Okay, I may sound a bit snarky on this, but really I’m not. I buy into this all the time. I love these characters. I love these guys. I love the pure optimism and hope in it all. Jane Eyre totally saves Mr. Rochester and they live a long happy life together. Yes, they go through their share of tragedy and heartache, but still… at the end, they’re together, in love and she was the reason for his redemption. What isn’t to love about that?

In Buffy the Vampire Slayer (don’t roll your eyes – that show rocked!), Spike is a villain through how many seasons? He kills humans without remorse. Kills slayers with glee and much future boasting. He’s cruel, sarcastic, and if he can mess with you in any way, he will and smile while doing it. Even at his rottenest, we like him. He’s funny, sexy, and gets away with doing all the awful things we wish we could. But he cares deeply for Drusilla (who’s a total wacko) and later, Buffy, so we know he isn’t all bad. And who of us didn’t have a thing for him the minute he showed up in Season 2, Episode 3? Later, he becomes Buffy’s sex-toy, and then friend and at the end of the series, Spike is a hero of sorts. He and Buffy aren’t always nice to one another, but ultimately they bring about change for the better in each other.

Han Solo is a mercenary. He’s selfish and self-serving. He’s a sexy space cowboy with the coolest wingman ever. He’s a womanizer, street smart criminal, and hangs with the wrong crowds. He is not Dudley Do-Right, but under that gruff exterior beats the heart of a romantic softy who was willing to give up the love-of-his-life to his best friend when he thought that was what she wanted.
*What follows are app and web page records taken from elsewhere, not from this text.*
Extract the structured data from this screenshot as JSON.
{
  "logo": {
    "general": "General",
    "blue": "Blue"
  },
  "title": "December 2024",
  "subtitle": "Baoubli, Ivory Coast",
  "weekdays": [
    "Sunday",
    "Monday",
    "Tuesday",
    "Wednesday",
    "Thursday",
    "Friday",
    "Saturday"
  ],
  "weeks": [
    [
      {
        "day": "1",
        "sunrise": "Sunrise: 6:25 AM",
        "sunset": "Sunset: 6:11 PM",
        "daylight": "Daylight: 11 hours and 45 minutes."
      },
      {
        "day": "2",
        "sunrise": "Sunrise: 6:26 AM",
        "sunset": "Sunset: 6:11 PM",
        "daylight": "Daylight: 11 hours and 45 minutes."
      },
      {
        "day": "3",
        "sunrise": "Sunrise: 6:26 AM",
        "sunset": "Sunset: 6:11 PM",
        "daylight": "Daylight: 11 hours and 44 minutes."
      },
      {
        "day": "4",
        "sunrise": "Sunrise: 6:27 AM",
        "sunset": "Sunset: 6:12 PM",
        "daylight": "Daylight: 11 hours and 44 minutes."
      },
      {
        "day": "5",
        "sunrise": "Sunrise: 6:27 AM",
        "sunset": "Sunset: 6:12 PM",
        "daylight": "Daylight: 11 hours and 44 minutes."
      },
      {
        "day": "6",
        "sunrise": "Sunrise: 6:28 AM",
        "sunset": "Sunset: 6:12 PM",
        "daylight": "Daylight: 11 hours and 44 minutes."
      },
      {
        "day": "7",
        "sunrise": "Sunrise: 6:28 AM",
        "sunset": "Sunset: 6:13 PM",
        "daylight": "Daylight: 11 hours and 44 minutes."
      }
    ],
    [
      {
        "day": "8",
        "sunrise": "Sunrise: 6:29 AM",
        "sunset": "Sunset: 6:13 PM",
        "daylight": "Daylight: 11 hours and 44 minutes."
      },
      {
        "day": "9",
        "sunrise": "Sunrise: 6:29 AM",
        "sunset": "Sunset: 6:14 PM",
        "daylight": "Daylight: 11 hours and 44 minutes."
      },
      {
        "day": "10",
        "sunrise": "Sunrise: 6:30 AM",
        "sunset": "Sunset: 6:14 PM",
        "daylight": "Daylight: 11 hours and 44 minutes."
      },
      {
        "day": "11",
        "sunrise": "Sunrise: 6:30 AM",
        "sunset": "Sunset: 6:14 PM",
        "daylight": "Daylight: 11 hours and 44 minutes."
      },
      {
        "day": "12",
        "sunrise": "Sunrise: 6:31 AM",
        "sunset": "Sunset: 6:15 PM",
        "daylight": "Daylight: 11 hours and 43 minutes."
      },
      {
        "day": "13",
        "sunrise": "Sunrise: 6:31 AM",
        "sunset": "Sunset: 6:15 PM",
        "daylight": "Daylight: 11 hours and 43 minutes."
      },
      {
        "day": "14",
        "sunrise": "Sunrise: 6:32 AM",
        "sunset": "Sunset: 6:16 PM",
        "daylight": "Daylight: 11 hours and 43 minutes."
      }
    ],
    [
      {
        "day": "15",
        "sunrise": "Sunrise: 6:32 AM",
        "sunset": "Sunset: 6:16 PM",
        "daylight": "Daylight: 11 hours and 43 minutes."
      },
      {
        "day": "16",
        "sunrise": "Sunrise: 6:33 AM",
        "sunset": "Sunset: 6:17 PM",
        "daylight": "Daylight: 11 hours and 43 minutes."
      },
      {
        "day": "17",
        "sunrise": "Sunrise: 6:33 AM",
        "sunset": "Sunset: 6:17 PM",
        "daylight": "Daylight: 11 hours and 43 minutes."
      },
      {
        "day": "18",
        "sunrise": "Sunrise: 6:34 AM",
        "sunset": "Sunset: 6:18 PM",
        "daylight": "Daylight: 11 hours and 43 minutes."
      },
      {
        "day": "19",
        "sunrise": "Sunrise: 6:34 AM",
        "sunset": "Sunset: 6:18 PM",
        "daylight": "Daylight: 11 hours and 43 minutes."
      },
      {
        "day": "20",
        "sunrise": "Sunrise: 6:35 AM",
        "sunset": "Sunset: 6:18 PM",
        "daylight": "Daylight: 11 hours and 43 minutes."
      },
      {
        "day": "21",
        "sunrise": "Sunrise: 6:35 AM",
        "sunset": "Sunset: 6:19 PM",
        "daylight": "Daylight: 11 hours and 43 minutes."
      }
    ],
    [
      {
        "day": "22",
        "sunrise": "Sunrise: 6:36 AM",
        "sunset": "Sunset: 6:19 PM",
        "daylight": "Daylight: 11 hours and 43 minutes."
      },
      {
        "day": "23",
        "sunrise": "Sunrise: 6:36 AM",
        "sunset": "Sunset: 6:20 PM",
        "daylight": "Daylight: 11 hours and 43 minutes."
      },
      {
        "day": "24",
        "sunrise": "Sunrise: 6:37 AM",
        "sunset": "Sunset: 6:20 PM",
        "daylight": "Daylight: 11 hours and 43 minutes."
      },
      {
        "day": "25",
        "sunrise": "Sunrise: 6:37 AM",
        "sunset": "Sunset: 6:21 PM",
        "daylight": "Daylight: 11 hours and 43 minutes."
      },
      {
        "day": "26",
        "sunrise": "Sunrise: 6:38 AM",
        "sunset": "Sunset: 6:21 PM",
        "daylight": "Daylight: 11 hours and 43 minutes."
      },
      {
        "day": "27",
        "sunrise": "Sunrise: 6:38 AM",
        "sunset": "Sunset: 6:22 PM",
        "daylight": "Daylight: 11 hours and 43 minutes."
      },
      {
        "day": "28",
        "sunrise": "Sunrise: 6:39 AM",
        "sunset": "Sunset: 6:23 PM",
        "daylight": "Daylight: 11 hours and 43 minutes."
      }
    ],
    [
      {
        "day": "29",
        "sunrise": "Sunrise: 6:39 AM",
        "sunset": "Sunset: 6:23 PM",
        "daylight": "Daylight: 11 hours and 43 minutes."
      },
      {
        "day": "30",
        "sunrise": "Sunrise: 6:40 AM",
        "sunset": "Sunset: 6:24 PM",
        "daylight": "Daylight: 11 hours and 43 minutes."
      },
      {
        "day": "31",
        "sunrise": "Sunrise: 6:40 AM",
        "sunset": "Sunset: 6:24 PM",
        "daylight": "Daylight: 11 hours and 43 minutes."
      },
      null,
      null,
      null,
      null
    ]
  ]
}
Yes, indeed. This is a guy I can fall for. With ease. And don’t friendship, a worthy cause and the love of a good woman bring about a better Han? Yes they do. Love scores again.

Characters – the moral here is that even if you’re a killer, cruel, selfish, broody, and have loads of flaws, you can be redeemed and there’s a gal out there just waiting to be your salvation! Mind you, not all of the bad boys and anti-heroes can be redeemed, but that won’t slow the women down from trying.

Writers – characters don’t have to be perfect for readers to love them, want them, want to be them and find them emotionally relatable. Flaws add depth and are more interesting. Perfect characters are boring, so explore the dark side a little and see what happens.